The next question is how struggling businesses will access this facility. The Ministry of Finance has said that the financial support will be channelled through financial institutions, comprising commercial banks, Islamic banks and development financial institutions regulated by BNM. This is likely to be ok for the larger medium sized companies who will already have relationships with these institutions. But getting support to micro businesses is not so straightforward. The bulk of financing for micro businesses comes from friends, families and personal savings. Only 25% of micro firms have experience getting credit from banks, compared to 86% for medium sized firms. The measures are also likely to be gated behind online systems, which makes sense to manage the flow of requests, but with digital adoption sorely lagging among our micro firms, this may mean they might miss the safety net altogether. We may need to quickly develop new mechanisms to distribute assistance.
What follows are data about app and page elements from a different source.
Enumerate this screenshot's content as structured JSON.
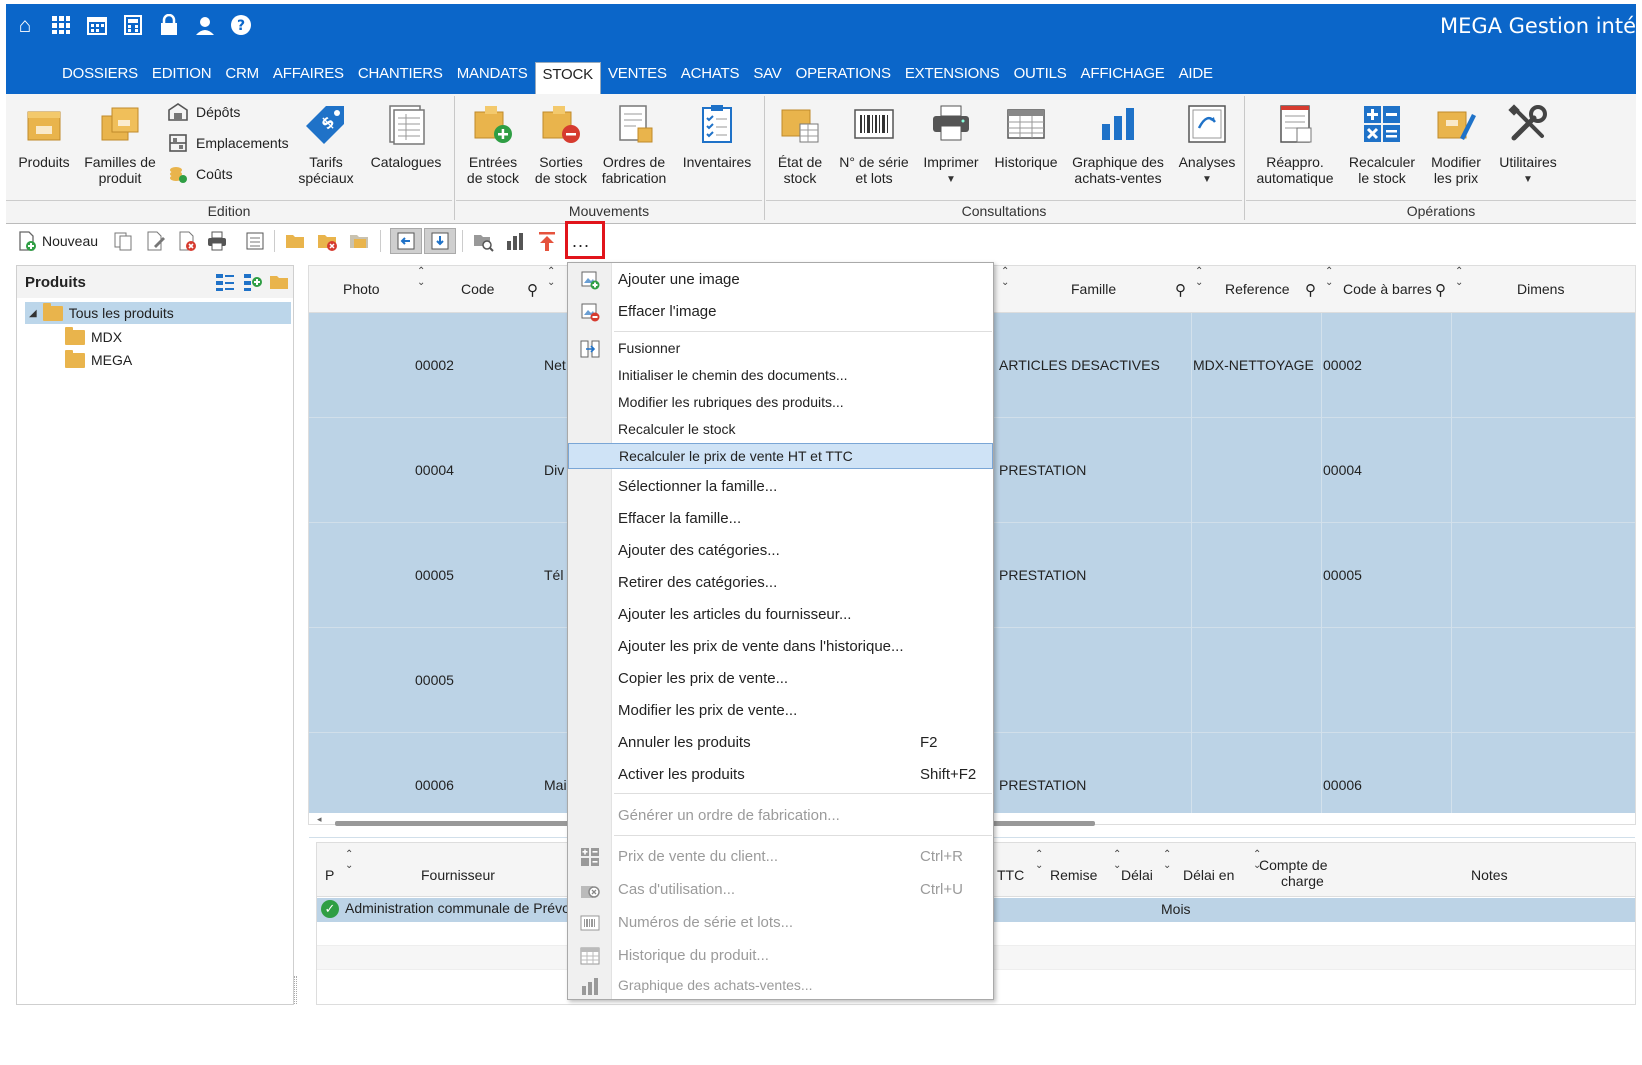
{
  "app": {
    "title": "MEGA Gestion inté"
  },
  "menubar": {
    "items": [
      "DOSSIERS",
      "EDITION",
      "CRM",
      "AFFAIRES",
      "CHANTIERS",
      "MANDATS",
      "STOCK",
      "VENTES",
      "ACHATS",
      "SAV",
      "OPERATIONS",
      "EXTENSIONS",
      "OUTILS",
      "AFFICHAGE",
      "AIDE"
    ],
    "active": "STOCK"
  },
  "ribbon": {
    "edition": {
      "label": "Edition",
      "produits": "Produits",
      "familles_l1": "Familles de",
      "familles_l2": "produit",
      "depots": "Dépôts",
      "emplacements": "Emplacements",
      "couts": "Coûts",
      "tarifs_l1": "Tarifs",
      "tarifs_l2": "spéciaux",
      "catalogues": "Catalogues"
    },
    "mouvements": {
      "label": "Mouvements",
      "entrees_l1": "Entrées",
      "entrees_l2": "de stock",
      "sorties_l1": "Sorties",
      "sorties_l2": "de stock",
      "ordres_l1": "Ordres de",
      "ordres_l2": "fabrication",
      "inventaires": "Inventaires"
    },
    "consultations": {
      "label": "Consultations",
      "etat_l1": "État de",
      "etat_l2": "stock",
      "serie_l1": "N° de série",
      "serie_l2": "et lots",
      "imprimer": "Imprimer",
      "historique": "Historique",
      "graph_l1": "Graphique des",
      "graph_l2": "achats-ventes",
      "analyses": "Analyses"
    },
    "operations": {
      "label": "Opérations",
      "reappro_l1": "Réappro.",
      "reappro_l2": "automatique",
      "recalc_l1": "Recalculer",
      "recalc_l2": "le stock",
      "modif_l1": "Modifier",
      "modif_l2": "les prix",
      "utilitaires": "Utilitaires"
    }
  },
  "toolbar": {
    "nouveau": "Nouveau",
    "more": "..."
  },
  "tree": {
    "title": "Produits",
    "root": "Tous les produits",
    "children": [
      "MDX",
      "MEGA"
    ]
  },
  "grid": {
    "headers": {
      "photo": "Photo",
      "code": "Code",
      "famille": "Famille",
      "reference": "Reference",
      "barcode": "Code à barres",
      "dimens": "Dimens"
    },
    "rows": [
      {
        "code": "00002",
        "name": "Net",
        "famille": "ARTICLES DESACTIVES",
        "reference": "MDX-NETTOYAGE",
        "barcode": "00002"
      },
      {
        "code": "00004",
        "name": "Div",
        "famille": "PRESTATION",
        "reference": "",
        "barcode": "00004"
      },
      {
        "code": "00005",
        "name": "Tél",
        "famille": "PRESTATION",
        "reference": "",
        "barcode": "00005"
      },
      {
        "code": "00005",
        "name": "",
        "famille": "",
        "reference": "",
        "barcode": ""
      },
      {
        "code": "00006",
        "name": "Mai",
        "famille": "PRESTATION",
        "reference": "",
        "barcode": "00006"
      }
    ]
  },
  "grid2": {
    "headers": {
      "p": "P",
      "fournisseur": "Fournisseur",
      "ttc": "TTC",
      "remise": "Remise",
      "delai": "Délai",
      "delai_en": "Délai en",
      "compte_l1": "Compte de",
      "compte_l2": "charge",
      "notes": "Notes"
    },
    "row": {
      "fournisseur": "Administration communale de Prévo",
      "delai_en": "Mois"
    }
  },
  "context_menu": {
    "items": [
      {
        "label": "Ajouter une image",
        "shortcut": ""
      },
      {
        "label": "Effacer l'image",
        "shortcut": ""
      },
      {
        "label": "Fusionner",
        "shortcut": ""
      },
      {
        "label": "Initialiser le chemin des documents...",
        "shortcut": ""
      },
      {
        "label": "Modifier les rubriques des produits...",
        "shortcut": ""
      },
      {
        "label": "Recalculer le stock",
        "shortcut": ""
      },
      {
        "label": "Recalculer le prix de vente HT et TTC",
        "shortcut": ""
      },
      {
        "label": "Sélectionner la famille...",
        "shortcut": ""
      },
      {
        "label": "Effacer la famille...",
        "shortcut": ""
      },
      {
        "label": "Ajouter des catégories...",
        "shortcut": ""
      },
      {
        "label": "Retirer des catégories...",
        "shortcut": ""
      },
      {
        "label": "Ajouter les articles du fournisseur...",
        "shortcut": ""
      },
      {
        "label": "Ajouter les prix de vente dans l'historique...",
        "shortcut": ""
      },
      {
        "label": "Copier les prix de vente...",
        "shortcut": ""
      },
      {
        "label": "Modifier les prix de vente...",
        "shortcut": ""
      },
      {
        "label": "Annuler les produits",
        "shortcut": "F2"
      },
      {
        "label": "Activer les produits",
        "shortcut": "Shift+F2"
      },
      {
        "label": "Générer un ordre de fabrication...",
        "shortcut": ""
      },
      {
        "label": "Prix de vente du client...",
        "shortcut": "Ctrl+R"
      },
      {
        "label": "Cas d'utilisation...",
        "shortcut": "Ctrl+U"
      },
      {
        "label": "Numéros de série et lots...",
        "shortcut": ""
      },
      {
        "label": "Historique du produit...",
        "shortcut": ""
      },
      {
        "label": "Graphique des achats-ventes...",
        "shortcut": ""
      }
    ]
  },
  "colors": {
    "accent": "#0b66c9",
    "selection": "#bcd3e6",
    "highlight_box": "#e1141b"
  }
}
So, it is a good sign that government policy has shifted decisively towards putting a safety net in place to help those SMEs who will bear the brunt of this induced-economic slow down. But we also need to ask some tough questions and to clarify our strategy. We need to distinguish between those firms that can adapt to the situation, and those firms who will inevitably face a decline in activity and cash flow problems in the short term. We need to distinguish between micro, small and medium firms as their needs will be different and so too will be the demands they place on the government’s coffers. Third, we need to ensure we have the delivery mechanisms in place to ensure that the assistance can get to those who need it, or all the money in the world won’t make the difference. Then, if we can do all that, we probably have to face up to the fact that RM2 billion won’t last that long. This brings us back to the overarching trade off – how long can SMEs endure the induced slow down and how far are taxpayers able to help them do so.